    In the week preceding the elections for the European Parliament, several political rallies were held in Como. As with all other public events in my city I documented one of these rallies, this time using a Russian film camera Zorki 6 loaded with a black and white film roll. Take a look!

  • Photo Stories: Found Film - Egypt 1966 by ehmahh

    written by Julien Matabuena on 2015-06-17 in #world #locations
    Photo Stories: Found Film - Egypt 1966 by ehmahh

    Found photographs are little treasures chanced upon by photographers, historians, and enthusiasts of vintage curio. At a boot fair, ehmahh found a boxful of Kodachrome slides which turned out to be travel snapshots taken in Egypt by an unknown traveler almost 50 years ago.

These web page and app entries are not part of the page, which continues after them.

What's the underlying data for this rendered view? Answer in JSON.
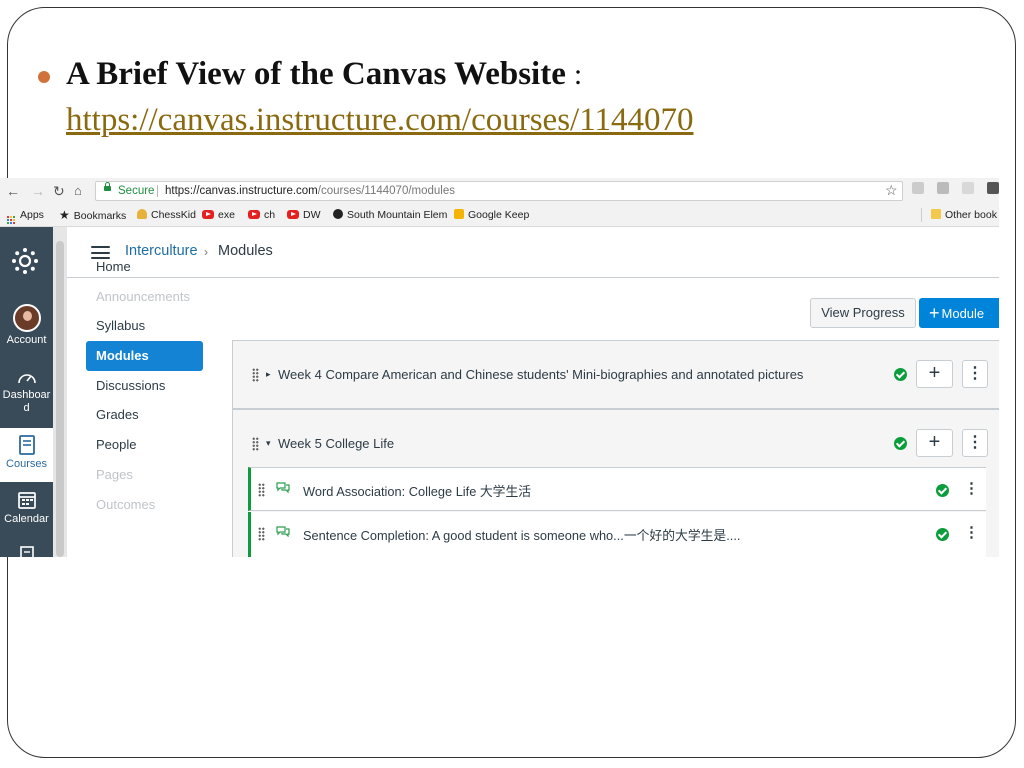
{
  "slide": {
    "title": "A Brief View of the Canvas Website",
    "title_colon": ":",
    "link": "https://canvas.instructure.com/courses/1144070"
  },
  "browser": {
    "secure_label": "Secure",
    "url_host": "https://canvas.instructure.com",
    "url_path": "/courses/1144070/modules",
    "bookmarks": [
      "Apps",
      "Bookmarks",
      "ChessKid",
      "exe",
      "ch",
      "DW",
      "South Mountain Elem",
      "Google Keep",
      "Other book"
    ]
  },
  "global_nav": {
    "items": [
      {
        "label": "Account",
        "icon": "avatar"
      },
      {
        "label": "Dashboar",
        "label2": "d",
        "icon": "dashboard-icon"
      },
      {
        "label": "Courses",
        "icon": "courses-icon",
        "active": true
      },
      {
        "label": "Calendar",
        "icon": "calendar-icon"
      }
    ]
  },
  "header": {
    "course_name": "Interculture",
    "current_page": "Modules"
  },
  "course_nav": {
    "items": [
      {
        "label": "Home",
        "state": "normal"
      },
      {
        "label": "Announcements",
        "state": "disabled"
      },
      {
        "label": "Syllabus",
        "state": "normal"
      },
      {
        "label": "Modules",
        "state": "active"
      },
      {
        "label": "Discussions",
        "state": "normal"
      },
      {
        "label": "Grades",
        "state": "normal"
      },
      {
        "label": "People",
        "state": "normal"
      },
      {
        "label": "Pages",
        "state": "disabled"
      },
      {
        "label": "Outcomes",
        "state": "disabled"
      }
    ]
  },
  "toolbar": {
    "view_progress_label": "View Progress",
    "add_module_label": "Module"
  },
  "modules": [
    {
      "title": "Week 4 Compare American and Chinese students' Mini-biographies and annotated pictures",
      "collapsed": true,
      "published": true
    },
    {
      "title": "Week 5 College Life",
      "collapsed": false,
      "published": true,
      "items": [
        {
          "title": "Word Association: College Life 大学生活",
          "type": "discussion",
          "published": true
        },
        {
          "title": "Sentence Completion: A good student is someone who...一个好的大学生是....",
          "type": "discussion",
          "published": true
        }
      ]
    }
  ],
  "colors": {
    "global_nav_bg": "#394b58",
    "accent_blue": "#0084d9",
    "published_green": "#0b9d3b",
    "slide_bullet": "#d0733a",
    "slide_link": "#8a6a10"
  }
}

  • Shop News

    LomoKino Basic Package Services

    LomoKino Basic Package Services

    Process your LomoKino films the right way! Get scans, movie and negatives. This is the easiest way to turn those movie rolls into completed masterpieces! Check this service now!(Service availability depends on your markets)

  • Top Photo Uploaders of March 2015

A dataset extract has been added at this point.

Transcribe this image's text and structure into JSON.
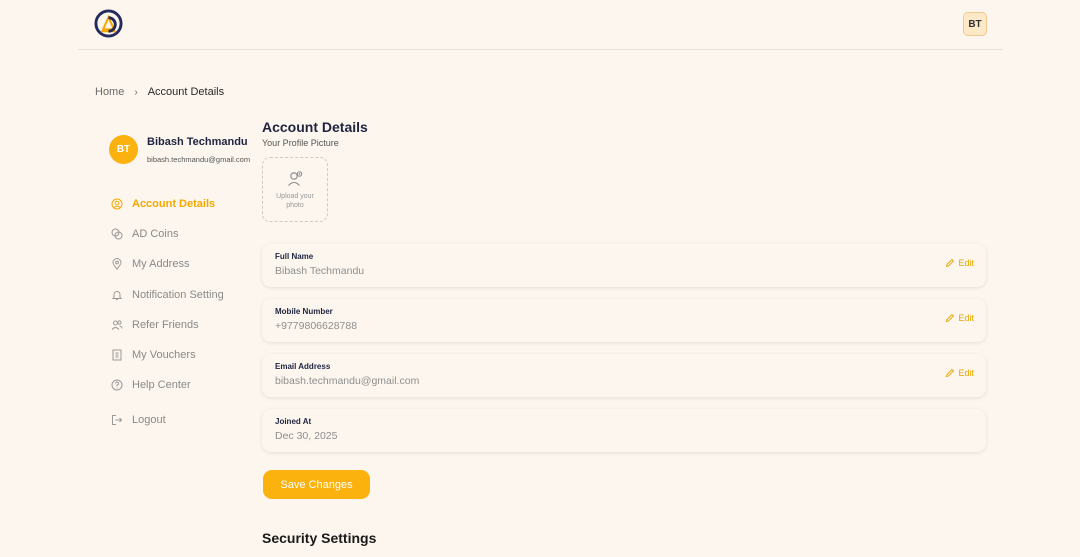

    written by Eunice Abique on 2015-03-27 in #world #news
    Top Photo Uploaders of March 2015

    How many rolls of film does one consume in a month?

  • Cinematic Combo with the Lomo LC-A and Cine200 Tungsten Film

    written by cheeo on 2014-07-25 in #lifestyle
    Cinematic Combo with the Lomo LC-A and Cine200 Tungsten Film

    The classic Lomo LC-A is a great camera that deserves equally astounding film. Load a roll of Cine200 Tungsten Film in your LC-A and fall in love with this lovely analogue combo!

  • Skate Photographer Joe Brook Shoots with the Petzval Lens

    written by antoniocastello on 2015-02-06 in #people #lomoamigos
    Skate Photographer Joe Brook Shoots with the Petzval Lens

    Joe Brook is one of the most popular photographers in the West Coast skate scene, shooting for magazines like Trasher, Juxtapoz, Rolling Stone, and different outlets such as PDN and Kodak. Having previous experience with an old Petzval lens mounted on a 4x5 camera, it was but natural for him to try the new one. Brook talks about finding himself, his work, and shooting with the Lomograhy Petzval Lens in this exclusive interview.

  • Shop News

    Standard Photo Development Services

    Standard Photo Development Services

    Done shooting and want your films to be processed? We can process your colour and black & white 35mm, 120 or 110 films! Development, prints and scans are also included. (Service availability depends on your markets)

  • A Salute to the Masters: R.I.P. (A Tribute to George Krause)

    written by sirio174 on 2015-06-20 in #world #lifestyle
    A Salute to the Masters: R.I.P. (A Tribute to George Krause)

    This article is dedicated to the multifaceted American photographer George Krause and to his series depicting funeral monuments realized between 1962 and 1963. I was able to know about this series thanks to an important essay on photography written by former Museum of Modern Art (MoMA) Director of Photography, John Szarkowski. For this tribute, I loaded my trusty Praktica camera with a roll of Ilford film and took a series of photos in the Monumental Cemetery in my city, Como. Take a look!

  • Reviews on Rewind: Pop 9

    written by Julien Matabuena on 2015-03-29 in #gear #reviews
    Reviews on Rewind: Pop 9

    The Pop 9 is an analog multilens wonder that allows you to take a mosaic of nine images in one frame à la Andy Warhol's famous pop art. In this Reviews on Rewind installment, we dug through our archives and found these informative reviews of the Pop 9 - just in case you're looking into snagging a fun camera in your arsenal!

  • December 13th Advent Offer: Take Advantage of our Festive 3 For 2 Film Deals! (Online Code: 3FOR2HOLIDAYFILM)

    written by jacobs on 2014-12-13 in #news
    December 13th Advent Offer: Take Advantage of our Festive 3 For 2 Film Deals!  (Online Code: 3FOR2HOLIDAYFILM)

    Have you been waiting for a good time to load up on films for all your treasured analogue cameras? The time has come with our stunning Advent deal of the day! With our sweet film packs, we make it easy to cache away enough to last the fun and festive parties coming up. Start stashing now by heading over to our Online Shop!